even if the atmosphere was moving along with the earth the plane would be being blown sideways in a north/south flight as it went from a pole towards the equator... there are things called, drag... friction... a gas would in no way rotate along with or ever catch up with a solid... ever. even in a vacuum it would SPIRAL. The air resists ITSELF... it is a gas..... a gas.. FRICTION... RESISTANCE... to ITSELF ffs.. It is absolutely impossible for the atmosphere to be held on by gravity. the force of a butterflies wings can overcome gravity... now try the force of 1000mph plus 17.6 miles PER SECOND around the sun (alleged) and 500,000 mph around the galaxy.... We would all be dead LOOOOONG ago. The earth is a big cave. about 25000 miles in circumference. We are on the inside. Measure it yourself at any ocean or river... I have... so have many others... Trip on that. Cyrus, Tue, 31st Mar 2015

Your are wrong International Space Station ( ISS ) is not at 130 Km or so, it is exactly at 400km. Sam, Mon, 27th Apr 2015

Your are wrong International Space Station ( ISS ) is not at 130 Km or so, it is exactly at 400km. Sam, Mon, 27th Apr 2015

yeah just one small issue ... RESISTANCE... Solid objects are made of molecules that travel in straight lines when they spin. A gas is made of molecules that do NOT follow straight lines as they 'spin'. a gas RESISTS ITSELF. Whereas a solid does NOT. aka. eg. ie. ipso facto - Solid wins the spin race... everytime... If the Earth were spinning at the alleged 1000mph... there would be constant spiraling as you rose in altitude as the higher altitude air would slow down from resisting itself. Like how galaxies form allegedly. as you went from the north pole to the equator you would encounter an ever increasing side wind until it reached 1000mph. And then the point that if the Earth were moving through space at all then again the solid matter would travel in straight paths while the gasses tumbled and resisted themselves right on off the 'planet' with far greater force than a butterflies wings which is all a gas needs to defeat the force of gravity... If you go outside and feel the Earth spinning... go see your doctor... Prove that it does spin and you will be the first person in history to do so. NASA is not a credible source for this thought experiment. Rely on your OWN BRAIN and evidence and prove that it spins. Whereas the Allais effect, Michleson-Morley, Airy's Failure, Tamarack mines, The Rectiliniator, and choads of other easy to repeat experiments... prove... that a lot of people are way more arrogant about what they have been brainwashed to believe than they are willing to look at repeatable, provable, evidence acquired by scientific method. Remove trust from the equation and reevaluate it. For a minute only consider the evidence and not the source. If you can... it is hard for a pack of wild animals i do understand... John, Thu, 14th May 2015

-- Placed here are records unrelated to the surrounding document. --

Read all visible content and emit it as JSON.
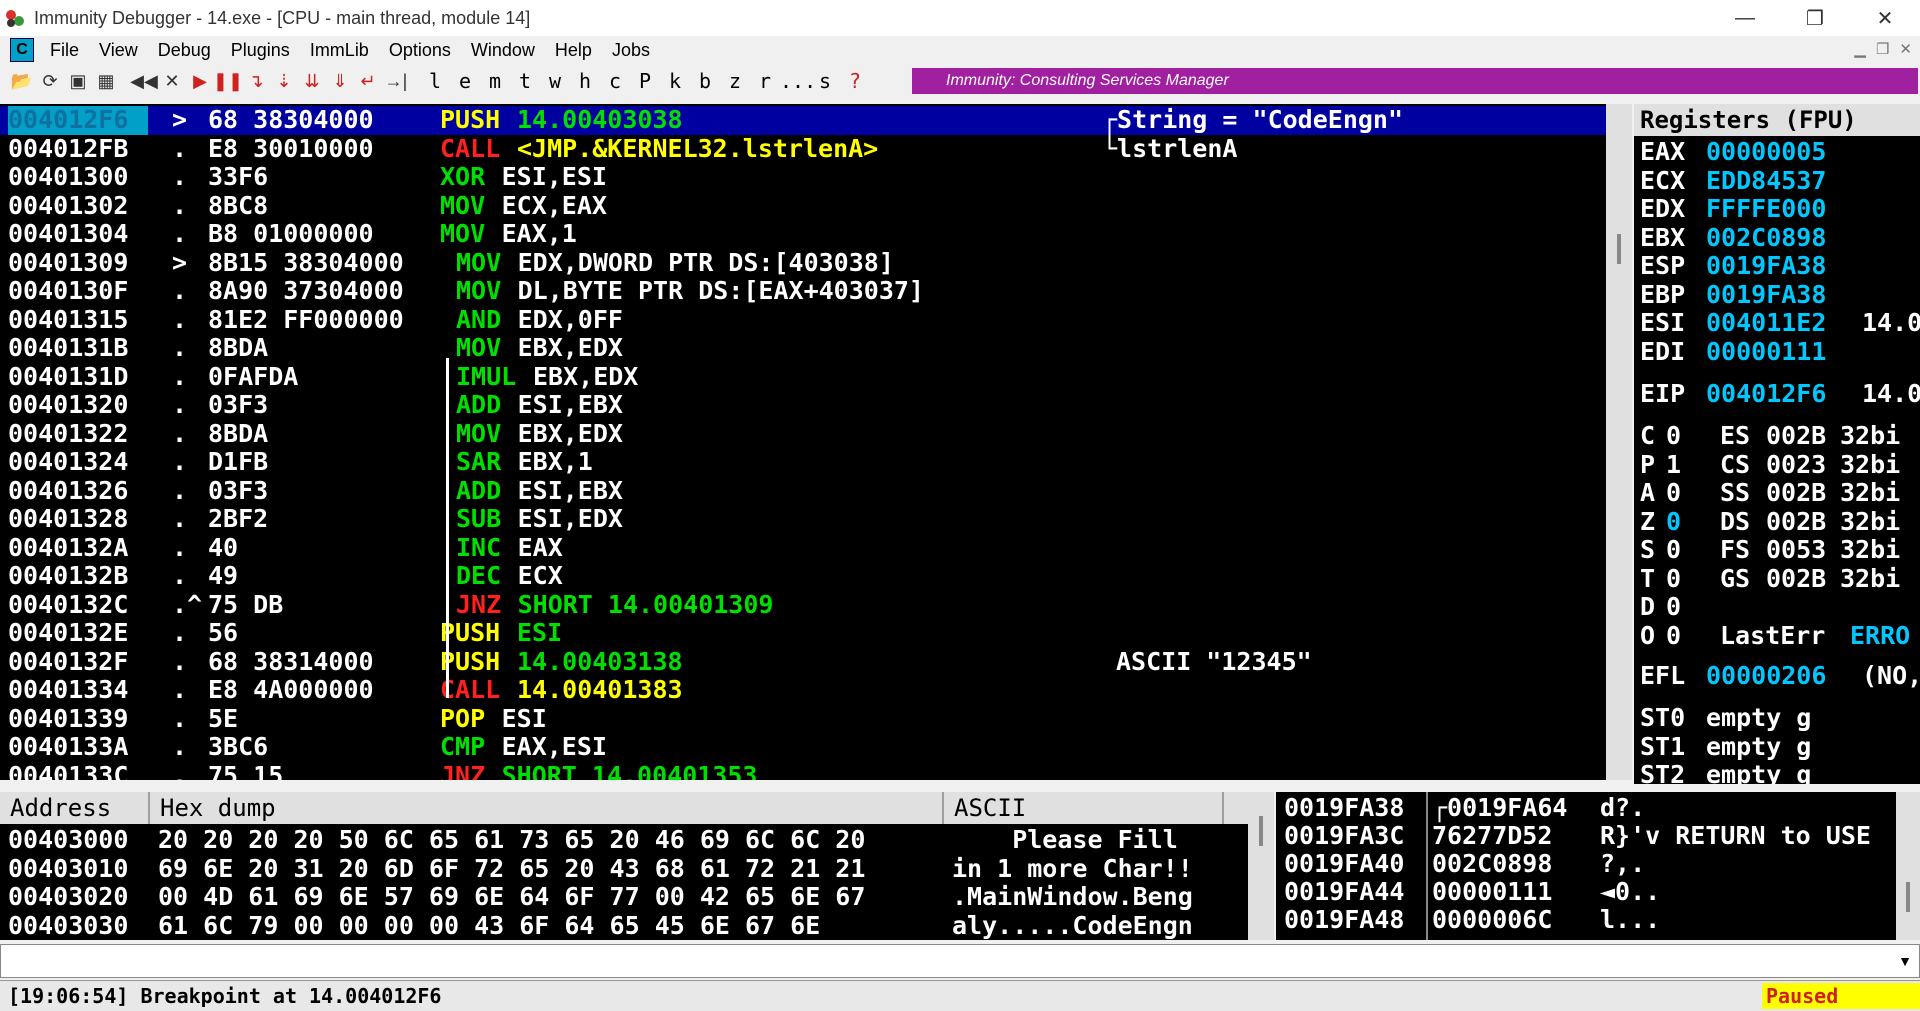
{
  "window": {
    "title": "Immunity Debugger - 14.exe - [CPU - main thread, module 14]",
    "minimize": "—",
    "restore": "❐",
    "close": "✕"
  },
  "menu": {
    "icon_label": "C",
    "items": [
      "File",
      "View",
      "Debug",
      "Plugins",
      "ImmLib",
      "Options",
      "Window",
      "Help",
      "Jobs"
    ]
  },
  "toolbar": {
    "letters": [
      "l",
      "e",
      "m",
      "t",
      "w",
      "h",
      "c",
      "P",
      "k",
      "b",
      "z",
      "r",
      "...",
      "s",
      "?"
    ],
    "banner": "Immunity: Consulting Services Manager"
  },
  "disasm": {
    "rows": [
      {
        "addr": "004012F6",
        "mark": ">",
        "hex": "68 38304000",
        "op": "PUSH",
        "args": "14.00403038",
        "comment": "┌String = \"CodeEngn\""
      },
      {
        "addr": "004012FB",
        "mark": ".",
        "hex": "E8 30010000",
        "op": "CALL",
        "args": "<JMP.&KERNEL32.lstrlenA>",
        "comment": "└lstrlenA"
      },
      {
        "addr": "00401300",
        "mark": ".",
        "hex": "33F6",
        "op": "XOR",
        "args": "ESI,ESI",
        "comment": ""
      },
      {
        "addr": "00401302",
        "mark": ".",
        "hex": "8BC8",
        "op": "MOV",
        "args": "ECX,EAX",
        "comment": ""
      },
      {
        "addr": "00401304",
        "mark": ".",
        "hex": "B8 01000000",
        "op": "MOV",
        "args": "EAX,1",
        "comment": ""
      },
      {
        "addr": "00401309",
        "mark": ">",
        "hex": "8B15 38304000",
        "op": "MOV",
        "args": "EDX,DWORD PTR DS:[403038]",
        "comment": ""
      },
      {
        "addr": "0040130F",
        "mark": ".",
        "hex": "8A90 37304000",
        "op": "MOV",
        "args": "DL,BYTE PTR DS:[EAX+403037]",
        "comment": ""
      },
      {
        "addr": "00401315",
        "mark": ".",
        "hex": "81E2 FF000000",
        "op": "AND",
        "args": "EDX,0FF",
        "comment": ""
      },
      {
        "addr": "0040131B",
        "mark": ".",
        "hex": "8BDA",
        "op": "MOV",
        "args": "EBX,EDX",
        "comment": ""
      },
      {
        "addr": "0040131D",
        "mark": ".",
        "hex": "0FAFDA",
        "op": "IMUL",
        "args": "EBX,EDX",
        "comment": ""
      },
      {
        "addr": "00401320",
        "mark": ".",
        "hex": "03F3",
        "op": "ADD",
        "args": "ESI,EBX",
        "comment": ""
      },
      {
        "addr": "00401322",
        "mark": ".",
        "hex": "8BDA",
        "op": "MOV",
        "args": "EBX,EDX",
        "comment": ""
      },
      {
        "addr": "00401324",
        "mark": ".",
        "hex": "D1FB",
        "op": "SAR",
        "args": "EBX,1",
        "comment": ""
      },
      {
        "addr": "00401326",
        "mark": ".",
        "hex": "03F3",
        "op": "ADD",
        "args": "ESI,EBX",
        "comment": ""
      },
      {
        "addr": "00401328",
        "mark": ".",
        "hex": "2BF2",
        "op": "SUB",
        "args": "ESI,EDX",
        "comment": ""
      },
      {
        "addr": "0040132A",
        "mark": ".",
        "hex": "40",
        "op": "INC",
        "args": "EAX",
        "comment": ""
      },
      {
        "addr": "0040132B",
        "mark": ".",
        "hex": "49",
        "op": "DEC",
        "args": "ECX",
        "comment": ""
      },
      {
        "addr": "0040132C",
        "mark": ".^",
        "hex": "75 DB",
        "op": "JNZ",
        "args": "SHORT 14.00401309",
        "comment": ""
      },
      {
        "addr": "0040132E",
        "mark": ".",
        "hex": "56",
        "op": "PUSH",
        "args": "ESI",
        "comment": ""
      },
      {
        "addr": "0040132F",
        "mark": ".",
        "hex": "68 38314000",
        "op": "PUSH",
        "args": "14.00403138",
        "comment": "ASCII \"12345\""
      },
      {
        "addr": "00401334",
        "mark": ".",
        "hex": "E8 4A000000",
        "op": "CALL",
        "args": "14.00401383",
        "comment": ""
      },
      {
        "addr": "00401339",
        "mark": ".",
        "hex": "5E",
        "op": "POP",
        "args": "ESI",
        "comment": ""
      },
      {
        "addr": "0040133A",
        "mark": ".",
        "hex": "3BC6",
        "op": "CMP",
        "args": "EAX,ESI",
        "comment": ""
      },
      {
        "addr": "0040133C",
        "mark": ".",
        "hex": "75 15",
        "op": "JNZ",
        "args": "SHORT 14.00401353",
        "comment": ""
      }
    ]
  },
  "registers": {
    "header": "Registers (FPU)",
    "general": [
      {
        "name": "EAX",
        "value": "00000005",
        "extra": ""
      },
      {
        "name": "ECX",
        "value": "EDD84537",
        "extra": ""
      },
      {
        "name": "EDX",
        "value": "FFFFE000",
        "extra": ""
      },
      {
        "name": "EBX",
        "value": "002C0898",
        "extra": ""
      },
      {
        "name": "ESP",
        "value": "0019FA38",
        "extra": ""
      },
      {
        "name": "EBP",
        "value": "0019FA38",
        "extra": ""
      },
      {
        "name": "ESI",
        "value": "004011E2",
        "extra": "14.0"
      },
      {
        "name": "EDI",
        "value": "00000111",
        "extra": ""
      }
    ],
    "eip": {
      "name": "EIP",
      "value": "004012F6",
      "extra": "14.0"
    },
    "flags": [
      {
        "flag": "C",
        "val": "0",
        "seg": "ES",
        "segval": "002B",
        "bits": "32bi"
      },
      {
        "flag": "P",
        "val": "1",
        "seg": "CS",
        "segval": "0023",
        "bits": "32bi"
      },
      {
        "flag": "A",
        "val": "0",
        "seg": "SS",
        "segval": "002B",
        "bits": "32bi"
      },
      {
        "flag": "Z",
        "val": "0",
        "seg": "DS",
        "segval": "002B",
        "bits": "32bi"
      },
      {
        "flag": "S",
        "val": "0",
        "seg": "FS",
        "segval": "0053",
        "bits": "32bi"
      },
      {
        "flag": "T",
        "val": "0",
        "seg": "GS",
        "segval": "002B",
        "bits": "32bi"
      },
      {
        "flag": "D",
        "val": "0",
        "seg": "",
        "segval": "",
        "bits": ""
      },
      {
        "flag": "O",
        "val": "0",
        "seg": "LastErr",
        "segval": "ERRO",
        "bits": ""
      }
    ],
    "efl": {
      "name": "EFL",
      "value": "00000206",
      "extra": "(NO,"
    },
    "fpu": [
      {
        "name": "ST0",
        "value": "empty g"
      },
      {
        "name": "ST1",
        "value": "empty g"
      },
      {
        "name": "ST2",
        "value": "empty g"
      }
    ]
  },
  "dump": {
    "headers": {
      "address": "Address",
      "hex": "Hex dump",
      "ascii": "ASCII"
    },
    "rows": [
      {
        "addr": "00403000",
        "hex": "20 20 20 20 50 6C 65 61 73 65 20 46 69 6C 6C 20",
        "ascii": "    Please Fill"
      },
      {
        "addr": "00403010",
        "hex": "69 6E 20 31 20 6D 6F 72 65 20 43 68 61 72 21 21",
        "ascii": "in 1 more Char!!"
      },
      {
        "addr": "00403020",
        "hex": "00 4D 61 69 6E 57 69 6E 64 6F 77 00 42 65 6E 67",
        "ascii": ".MainWindow.Beng"
      },
      {
        "addr": "00403030",
        "hex": "61 6C 79 00 00 00 00 43 6F 64 65 45 6E 67 6E",
        "ascii": "aly.....CodeEngn"
      }
    ]
  },
  "stack": {
    "rows": [
      {
        "addr": "0019FA38",
        "value": "┌0019FA64",
        "comment": "d?."
      },
      {
        "addr": "0019FA3C",
        "value": "76277D52",
        "comment": "R}'v RETURN to USE"
      },
      {
        "addr": "0019FA40",
        "value": "002C0898",
        "comment": "?,."
      },
      {
        "addr": "0019FA44",
        "value": "00000111",
        "comment": "◄0.."
      },
      {
        "addr": "0019FA48",
        "value": "0000006C",
        "comment": "l..."
      }
    ]
  },
  "status": {
    "message": "[19:06:54] Breakpoint at 14.004012F6",
    "state": "Paused"
  },
  "colors": {
    "selection": "#0000a0",
    "banner": "#a020a0",
    "state_bg": "#ffff00"
  }
}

What is John talking about?? Graham, Wed, 2nd Dec 2015

if the atmosphere were spinning with the earth, and the earth only spins in a certain direction, why would then have winds blowing in every direction, this way now and then the other? If the earth were dragging an airborne aeroplane with it via gravity, then necessarily the plane will need more power output in order to achieve similar speeds when travelling westward as eastward. the total absence of any discrepancies in these values (can be confirmed with any seasoned and clear-headed pilot) is a damning evidence against the earth's rotation. Jimi, Thu, 28th Jan 2016

See the whole discussion | Make a comment

Not working please enable javascript
Powered by UKfast
Genetics Society